This nifty Web service is an all-you-can-view DVD rental service. For roughly $20 a month, Netflix will lend you three DVDs at a time. When you return one (via a prepaid U.S. mail envelope), Netflix sends the next available movie on your list. The wait for popular and just-released movies can be quite lengthy (“A Beautiful Mind” has been sitting atop my rental queue for several weeks, and is still listed as “long wait” status).
I’ve spent a several enjoyable hours perusing Los Gatos-based Netflix’s movie catalog and placing movies I’ve missed over the years in my rental queue. Netflix also has users rank the movies in their queue so it can send their most-desired titles first.
I currently have three Netflix movies sitting idly on my coffee table (sound familiar?), and I’ll eventually get around to watching them. But it doesn’t matter if I pop them into the DVD player tonight or next month, there will be no late fees. (Of course, if you only watch a few movies a month, and – this is key – always return them on time, Netflix isn’t much of a bargain.)
If I go on a DVD-viewing tear and watch all three movies tonight, Netflix will send the next three titles on my list – at no additional charge. Watch a lot in a month, or take your sweet time watching the three DVDs you have; it makes no difference, it’s still $20 bucks a month.

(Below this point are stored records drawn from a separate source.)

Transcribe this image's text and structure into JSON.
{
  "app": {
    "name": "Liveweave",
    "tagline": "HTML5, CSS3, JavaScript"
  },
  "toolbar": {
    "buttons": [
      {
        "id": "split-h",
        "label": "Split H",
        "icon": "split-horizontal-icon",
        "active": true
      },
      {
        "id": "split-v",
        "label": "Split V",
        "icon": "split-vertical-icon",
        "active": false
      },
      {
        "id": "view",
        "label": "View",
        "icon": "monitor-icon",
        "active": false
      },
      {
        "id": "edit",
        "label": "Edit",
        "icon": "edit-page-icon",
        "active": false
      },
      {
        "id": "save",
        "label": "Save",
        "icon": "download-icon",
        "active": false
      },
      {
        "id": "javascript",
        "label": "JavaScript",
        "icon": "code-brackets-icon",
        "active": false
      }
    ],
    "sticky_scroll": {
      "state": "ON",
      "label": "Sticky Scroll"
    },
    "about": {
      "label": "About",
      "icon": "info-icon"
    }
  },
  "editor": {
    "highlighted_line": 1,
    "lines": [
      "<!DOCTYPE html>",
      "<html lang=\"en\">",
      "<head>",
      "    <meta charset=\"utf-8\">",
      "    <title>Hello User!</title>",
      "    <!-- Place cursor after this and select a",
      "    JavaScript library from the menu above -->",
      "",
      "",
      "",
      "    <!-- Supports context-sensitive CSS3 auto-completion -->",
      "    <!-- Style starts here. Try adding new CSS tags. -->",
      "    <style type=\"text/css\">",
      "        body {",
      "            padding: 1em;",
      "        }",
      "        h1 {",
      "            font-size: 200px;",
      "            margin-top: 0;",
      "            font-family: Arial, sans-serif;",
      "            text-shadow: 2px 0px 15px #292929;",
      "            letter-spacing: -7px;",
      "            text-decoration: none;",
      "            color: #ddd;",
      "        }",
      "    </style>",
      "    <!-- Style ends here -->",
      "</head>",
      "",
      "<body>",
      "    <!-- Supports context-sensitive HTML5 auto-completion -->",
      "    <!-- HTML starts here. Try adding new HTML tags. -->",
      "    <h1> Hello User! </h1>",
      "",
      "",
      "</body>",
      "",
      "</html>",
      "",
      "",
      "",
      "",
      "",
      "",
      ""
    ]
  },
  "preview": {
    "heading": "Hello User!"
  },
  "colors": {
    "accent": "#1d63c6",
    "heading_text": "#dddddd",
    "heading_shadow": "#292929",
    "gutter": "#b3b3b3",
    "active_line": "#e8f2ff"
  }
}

Netflix also asks users to rate movies they’ve seen, and the Web site posts the average rating (one to five stars) of each DVD it offers. Besides, it’s a lot of fun to give some of your favorite movies five stars (among my raves are “Grosse Pointe Blank,” “Unforgiven,” “Toy Story,” “The Manchurian Candidate,” “My Dog Skip” and “American Beauty”) or one star to the turkeys you can’t believe you wasted two hours of your life watching (“Swordfish,” “Lost in America,” “Mouse Hunt” and “Wild Wild West” were real gobblers for me).
But I don’t want to turn into a complete couch potato; I also want to spend a good deal of time reading. To help me accomplish that goal, I’ve discovered the Santa Clara County Library’s Web site, which allows anyone with a county library card to make a reading list and to place holds on books.
How cool is that?
I don’t know how long the service has been available – I’m probably really late to the party – but I love the idea of looking for books whenever the mood strikes, whether or not the local library branch happens to be open.
You can also use the Web site to check the status books you’ve placed on hold, see when books you’ve borrowed are due, and sign up for e-mail hold and late notices.
There is one downside to all of this – I’m so busy making Web-based lists and deciding which books and movies to borrow, it’s eating into the limited time I have time to read or watch them.